Work to complete – What lines of the data below hold the string "name"? Copy each one.

Supplied data –
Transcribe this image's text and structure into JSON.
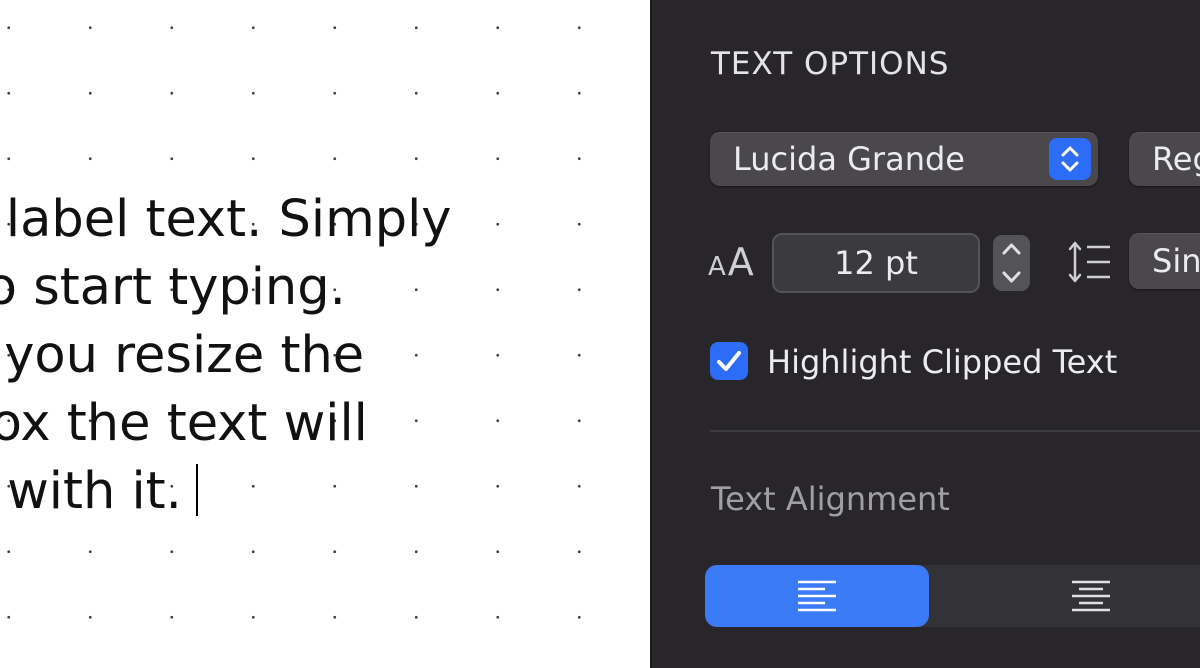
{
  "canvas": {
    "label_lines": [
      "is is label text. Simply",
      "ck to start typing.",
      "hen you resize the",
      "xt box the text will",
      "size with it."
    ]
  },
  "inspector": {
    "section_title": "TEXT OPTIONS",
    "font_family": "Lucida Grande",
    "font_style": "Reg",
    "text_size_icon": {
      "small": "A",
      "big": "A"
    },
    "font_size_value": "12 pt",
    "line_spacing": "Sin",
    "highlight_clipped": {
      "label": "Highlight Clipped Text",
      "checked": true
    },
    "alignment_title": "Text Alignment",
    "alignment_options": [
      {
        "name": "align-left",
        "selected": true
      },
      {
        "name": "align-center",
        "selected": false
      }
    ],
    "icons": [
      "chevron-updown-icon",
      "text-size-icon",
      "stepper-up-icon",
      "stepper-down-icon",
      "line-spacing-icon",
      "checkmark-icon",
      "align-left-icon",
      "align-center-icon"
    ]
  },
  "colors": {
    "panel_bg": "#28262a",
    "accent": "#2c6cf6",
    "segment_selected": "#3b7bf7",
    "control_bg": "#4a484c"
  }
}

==

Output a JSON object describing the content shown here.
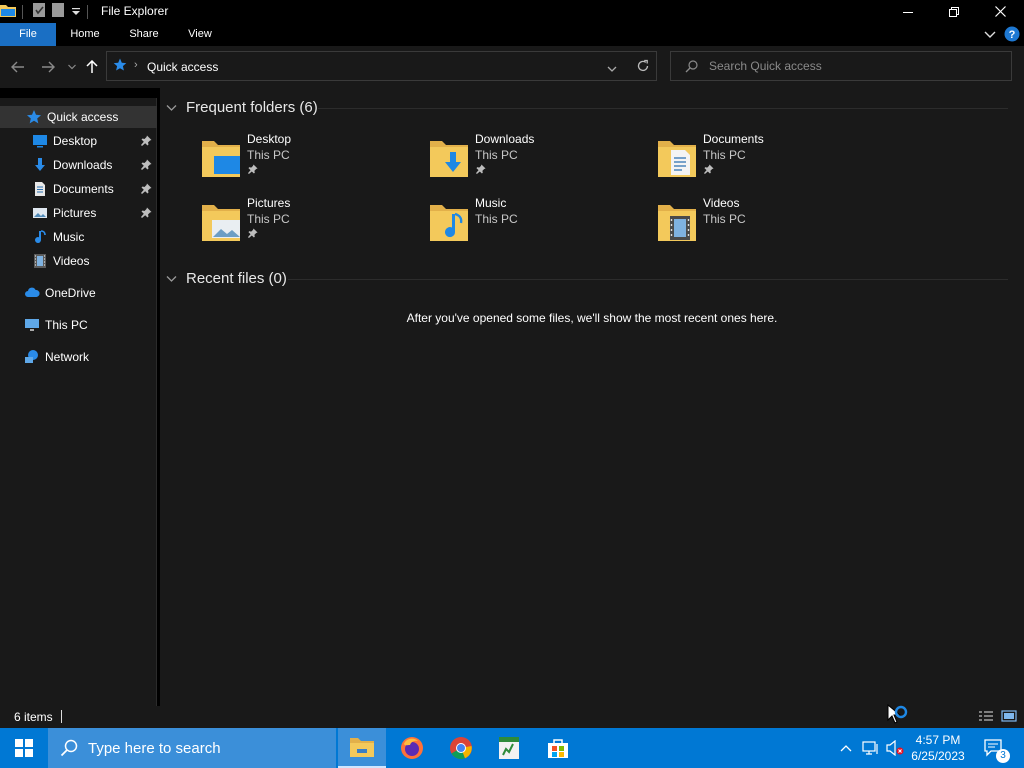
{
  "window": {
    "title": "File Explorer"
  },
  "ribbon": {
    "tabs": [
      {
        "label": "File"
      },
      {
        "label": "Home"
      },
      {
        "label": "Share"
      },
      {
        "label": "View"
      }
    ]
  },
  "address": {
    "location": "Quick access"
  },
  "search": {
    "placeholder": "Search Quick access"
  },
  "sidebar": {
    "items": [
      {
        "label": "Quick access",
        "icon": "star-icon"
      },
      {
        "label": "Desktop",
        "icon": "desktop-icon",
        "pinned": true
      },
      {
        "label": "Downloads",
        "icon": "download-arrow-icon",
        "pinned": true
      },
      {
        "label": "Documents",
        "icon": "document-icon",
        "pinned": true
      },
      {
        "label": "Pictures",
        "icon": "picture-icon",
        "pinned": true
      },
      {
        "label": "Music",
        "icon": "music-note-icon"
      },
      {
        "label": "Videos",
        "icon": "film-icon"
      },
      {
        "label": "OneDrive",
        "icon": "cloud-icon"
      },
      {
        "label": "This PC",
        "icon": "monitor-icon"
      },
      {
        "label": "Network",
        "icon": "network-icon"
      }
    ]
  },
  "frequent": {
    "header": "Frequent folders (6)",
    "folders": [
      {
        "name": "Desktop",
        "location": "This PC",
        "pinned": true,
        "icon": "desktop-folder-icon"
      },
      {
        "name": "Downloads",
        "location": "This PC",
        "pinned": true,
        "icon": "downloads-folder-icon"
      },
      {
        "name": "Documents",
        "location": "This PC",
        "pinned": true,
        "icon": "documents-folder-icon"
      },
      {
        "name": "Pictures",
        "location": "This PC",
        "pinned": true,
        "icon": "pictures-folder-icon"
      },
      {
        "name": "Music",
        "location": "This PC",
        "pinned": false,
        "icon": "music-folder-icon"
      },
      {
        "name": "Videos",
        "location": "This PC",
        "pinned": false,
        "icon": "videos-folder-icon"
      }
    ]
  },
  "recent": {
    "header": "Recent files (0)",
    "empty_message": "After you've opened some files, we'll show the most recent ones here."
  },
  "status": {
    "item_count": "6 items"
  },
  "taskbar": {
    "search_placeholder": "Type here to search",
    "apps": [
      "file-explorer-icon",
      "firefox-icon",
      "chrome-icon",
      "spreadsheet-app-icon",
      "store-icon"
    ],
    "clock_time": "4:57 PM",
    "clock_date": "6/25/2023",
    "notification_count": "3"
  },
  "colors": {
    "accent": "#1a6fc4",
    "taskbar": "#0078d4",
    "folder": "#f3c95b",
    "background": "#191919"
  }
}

Solution below –
        "name": "align-left",
        "name": "align-center",
        "name": "Desktop",
        "name": "Downloads",
        "name": "Documents",
        "name": "Pictures",
        "name": "Music",
        "name": "Videos",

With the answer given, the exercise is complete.